The carbon copy of his display went as far as repeating the timings of the changes: After a whole half of wandering somewhere upfield, it was when he dropped back and Adrien Silva finally broke the siamese pairing with William Carvalho - in the second half - that Sporting looked more dangerous. It should be clear by now that Martins is not the perfect fit for the rarefied environment in front of his opponent's penalty box, against centre-backs and holding midfielders. His game improves exponentially as soon as he has team-mates to combine plays with and is facing towards the other team's goal, and not the other way around.
Given that Sporting are constantly being run over in the centre (much like their cross-town rivals were) against stronger teams such as FC Porto or Benfica, it might not be a bad idea to allow the 23-year-old back into the midfield fold - both for his sake and the team's. As it was, Sporting struggled to break through Benfica's defensive wall and to create any significant chances from open play for as long as Jardim insisted on his seemingly outdated system.
- 3. The privilege of being wrong
Sporting have looked weak in the middle throughout the season. That much has been plain for everyone to see in several matches, and even more so at the team's first real test, at the Dragão a few weeks ago. That is indeed one of the reasons why the Lions always seem more at ease when they play away from home, where the opponents are a bit more open and willing to get a positive result other than a draw based on bus-parking and time-wasting.
Last night's match offered yet again clear evidence that the team struggle to create opportunities from open play, particularly when Adrien is asked to help William Carvalho patrol the midfield area and André Martins is left ostracized up front. All of this means that the centre-backs (not the most technically gifted players to start with) often have to resort to long balls to the hard-working Montero, bypassing their own midfield altoghether.
What's worse, this forces both midfield and defence to keep readjusting over and over again as soon as the team give the ball away - which usually doesn't take that long, since Montero hardly has any support near himself. Here Sporting once again found themselves trailing early on after some poor defending, found a way to level the score only to concede a second goal just moments later.
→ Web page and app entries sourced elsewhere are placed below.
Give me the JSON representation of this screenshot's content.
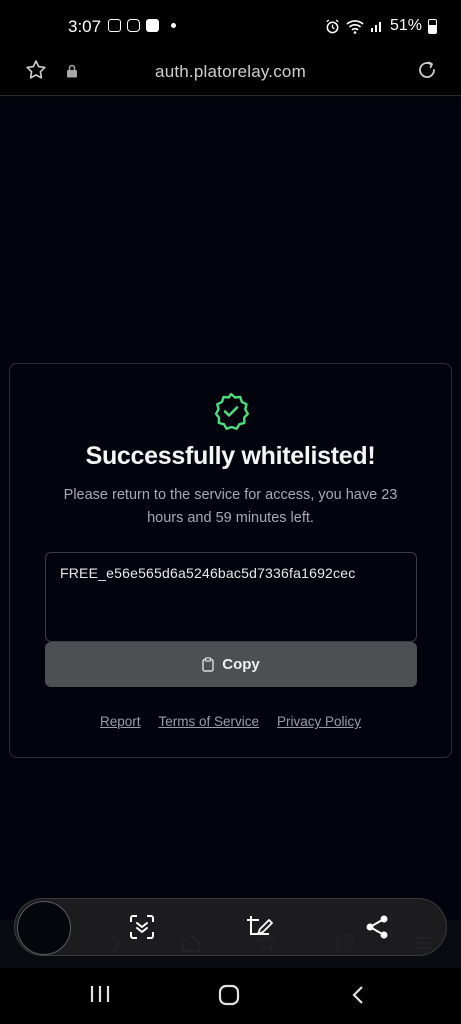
{
  "status_bar": {
    "time": "3:07",
    "battery": "51%",
    "icons": [
      "gallery-icon",
      "instagram-icon",
      "facebook-icon",
      "alarm-icon",
      "wifi-icon",
      "signal-icon",
      "battery-icon"
    ]
  },
  "browser": {
    "url": "auth.platorelay.com"
  },
  "card": {
    "title": "Successfully whitelisted!",
    "subtitle": "Please return to the service for access, you have 23 hours and 59 minutes left.",
    "key": "FREE_e56e565d6a5246bac5d7336fa1692cec",
    "copy_label": "Copy",
    "links": {
      "report": "Report",
      "terms": "Terms of Service",
      "privacy": "Privacy Policy"
    }
  },
  "colors": {
    "accent_green": "#4ade80",
    "page_bg": "#02040d",
    "button_bg": "#4e4f53"
  }
}
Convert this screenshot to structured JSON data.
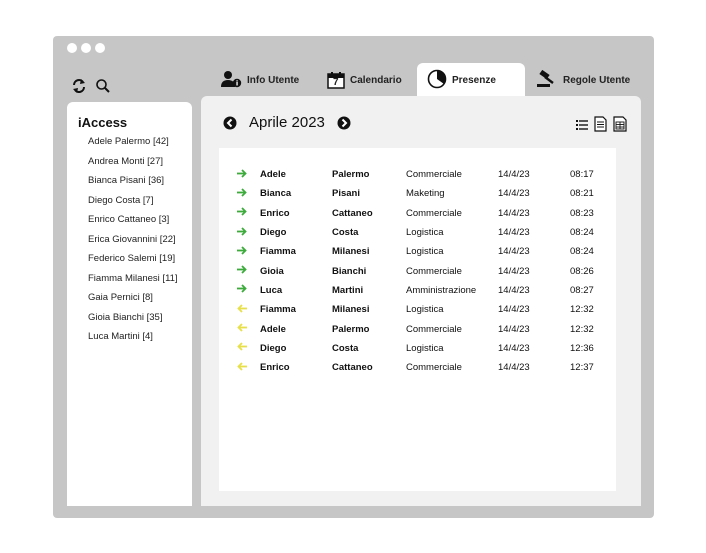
{
  "app": {
    "brand": "iAccess"
  },
  "colors": {
    "window_bg": "#c6c6c6",
    "panel_bg": "#f1f1f1",
    "entry": "#3cab3c",
    "exit": "#e8e04a"
  },
  "toolbar": {
    "refresh_icon": "refresh-icon",
    "search_icon": "search-icon"
  },
  "tabs": [
    {
      "label": "Info Utente",
      "icon": "user-info-icon"
    },
    {
      "label": "Calendario",
      "icon": "calendar-icon",
      "icon_text": "7"
    },
    {
      "label": "Presenze",
      "icon": "clock-icon",
      "active": true
    },
    {
      "label": "Regole Utente",
      "icon": "gavel-icon"
    }
  ],
  "sidebar": {
    "users": [
      "Adele Palermo [42]",
      "Andrea Monti [27]",
      "Bianca Pisani [36]",
      "Diego Costa [7]",
      "Enrico Cattaneo [3]",
      "Erica Giovannini [22]",
      "Federico Salemi [19]",
      "Fiamma Milanesi [11]",
      "Gaia Pernici [8]",
      "Gioia Bianchi [35]",
      "Luca Martini [4]"
    ]
  },
  "main": {
    "month_label": "Aprile 2023",
    "prev_icon": "arrow-left-circle-icon",
    "next_icon": "arrow-right-circle-icon",
    "view_icons": [
      "list-icon",
      "document-icon",
      "table-icon"
    ],
    "rows": [
      {
        "dir": "in",
        "first": "Adele",
        "last": "Palermo",
        "dept": "Commerciale",
        "date": "14/4/23",
        "time": "08:17"
      },
      {
        "dir": "in",
        "first": "Bianca",
        "last": "Pisani",
        "dept": "Maketing",
        "date": "14/4/23",
        "time": "08:21"
      },
      {
        "dir": "in",
        "first": "Enrico",
        "last": "Cattaneo",
        "dept": "Commerciale",
        "date": "14/4/23",
        "time": "08:23"
      },
      {
        "dir": "in",
        "first": "Diego",
        "last": "Costa",
        "dept": "Logistica",
        "date": "14/4/23",
        "time": "08:24"
      },
      {
        "dir": "in",
        "first": "Fiamma",
        "last": "Milanesi",
        "dept": "Logistica",
        "date": "14/4/23",
        "time": "08:24"
      },
      {
        "dir": "in",
        "first": "Gioia",
        "last": "Bianchi",
        "dept": "Commerciale",
        "date": "14/4/23",
        "time": "08:26"
      },
      {
        "dir": "in",
        "first": "Luca",
        "last": "Martini",
        "dept": "Amministrazione",
        "date": "14/4/23",
        "time": "08:27"
      },
      {
        "dir": "out",
        "first": "Fiamma",
        "last": "Milanesi",
        "dept": "Logistica",
        "date": "14/4/23",
        "time": "12:32"
      },
      {
        "dir": "out",
        "first": "Adele",
        "last": "Palermo",
        "dept": "Commerciale",
        "date": "14/4/23",
        "time": "12:32"
      },
      {
        "dir": "out",
        "first": "Diego",
        "last": "Costa",
        "dept": "Logistica",
        "date": "14/4/23",
        "time": "12:36"
      },
      {
        "dir": "out",
        "first": "Enrico",
        "last": "Cattaneo",
        "dept": "Commerciale",
        "date": "14/4/23",
        "time": "12:37"
      }
    ]
  }
}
The third goal would soon follow in both matches after a less than perfect transition into defence.
Below you will find some images that may help understand where Sporting's biggest problem seems to lie, starting with the first goal.
|In a normal run of play, Sporting are already in a numbers-down situation.|
The circle represents the area of constant problems for Sporting.
|Markovic intelligently drags Rojo and Jefferson out of position.|
As above, even the referee seems to have a better understanding of the best positioning.
|Again, the circle stands for the most important area in football,|
one that Sporting keep neglecting. Notice Rojo's feet, still pointing the wrong way.
|A few precious seconds have elapsed and not only Rojo is stil adjusting his position,|
but Maurício is also wandering elsewhere.
The second goal was a little less obvious, but a more thorough analysis shows how far Sporting's defence (let's leave the central midfield area for a while) lags behind FC Porto or Benfica's, for instance.
|The initial deficient positioning stems from an aerial duel.|
Enzo Pérez wins the second ball back and Sporting immediately look unbalanced.
|Maurício comes out to pressure Pérez, Piris is on Gaitán,|
while Jefferson and Rojo are both marking Markovic.
|Instead of readjusting accordingly, |
Jefferson and Rojo's reference is the man, rather than the zone.
|Markovic once again drags the same two defenders as before|
with his simple yet intelligent movement. There's no attempt to control the space.
|By now, both Rojo and Jefferson are hugging the goal line|
and Cardozo has all the time he needs to pick his spot.